In this case it is a misnomer to even talk about insurance in the sense that it is money in and money out and because of community rating there is no measurement of risk. Everybody can join at the same premium and can enjoy the same conditions. The skills required to run an organisation such as the VHI are not necessarily those needed to run an insurance company, although many of the skills of insurance obviously would be applicable in the sense that there is a core of customers who pay premia and awards are settled in respect of items of service provided by hospitals, consultants and so on.
On why it was necessary to award a 6 per cent increase, under the Act my role is to stop an increase if I choose to intervene, but after notification, if I simply do nothing, the increase comes into effect after a period of time has elapsed. After examining the demand for a 6 per cent increase and taking the advice of the officials in my Department I thought that, in this instance, it was in the best interests of the VHI, its subscribers and its service providers not to intervene. Since the nature of the business is money in and money out, it is not acceptable that the VHI should run its business on the basis that it continually increases premiums on the one hand so that it receives more income and, on the other, tries to restrict services so that less money goes out. That becomes a self-defeating strategy.

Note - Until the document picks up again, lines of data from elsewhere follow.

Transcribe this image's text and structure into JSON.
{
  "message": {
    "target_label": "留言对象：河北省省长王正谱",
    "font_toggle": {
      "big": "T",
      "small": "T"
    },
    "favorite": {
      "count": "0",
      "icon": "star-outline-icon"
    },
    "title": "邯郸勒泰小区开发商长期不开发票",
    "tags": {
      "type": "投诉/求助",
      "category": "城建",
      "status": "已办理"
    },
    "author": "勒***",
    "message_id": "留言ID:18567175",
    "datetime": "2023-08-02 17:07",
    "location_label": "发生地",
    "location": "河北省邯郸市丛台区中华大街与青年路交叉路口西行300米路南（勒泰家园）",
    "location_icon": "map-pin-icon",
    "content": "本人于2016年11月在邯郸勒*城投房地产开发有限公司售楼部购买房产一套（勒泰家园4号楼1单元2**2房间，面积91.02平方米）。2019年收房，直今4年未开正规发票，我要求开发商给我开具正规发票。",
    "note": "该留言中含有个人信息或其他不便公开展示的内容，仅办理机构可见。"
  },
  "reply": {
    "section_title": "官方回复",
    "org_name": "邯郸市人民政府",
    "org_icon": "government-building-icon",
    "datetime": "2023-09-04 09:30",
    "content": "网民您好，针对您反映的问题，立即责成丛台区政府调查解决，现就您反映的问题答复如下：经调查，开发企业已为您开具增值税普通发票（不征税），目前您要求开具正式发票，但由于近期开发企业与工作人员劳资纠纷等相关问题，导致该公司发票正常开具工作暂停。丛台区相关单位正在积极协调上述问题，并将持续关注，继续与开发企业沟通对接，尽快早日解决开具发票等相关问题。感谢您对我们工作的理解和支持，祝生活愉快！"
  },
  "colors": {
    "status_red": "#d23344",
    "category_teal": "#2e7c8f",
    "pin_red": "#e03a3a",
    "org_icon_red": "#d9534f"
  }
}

While competition, because of community rating, is very limited in terms of price now that BUPA is coming into the market, the VHI will have to compete in the attractiveness or otherwise of the packages of service which it puts before the public. Because of community rating it must increase its market by ensuring that larger numbers of the young and healthy, low liability people are involved in paying premia so that they will fund the draw-downs by people who, as they move on through life, use the health services to a greater extent. It is in that area the weakness exists in the VHI. Regardless of who takes over as chief executive or what arrangements are put in place, the company must compete at that level. It is not acceptable that it would run simply on an accountancy basis of money in and money out. That was acceptable when there was a monopoly, but since there is no longer a monopoly it will have to compete on the attractiveness of the product.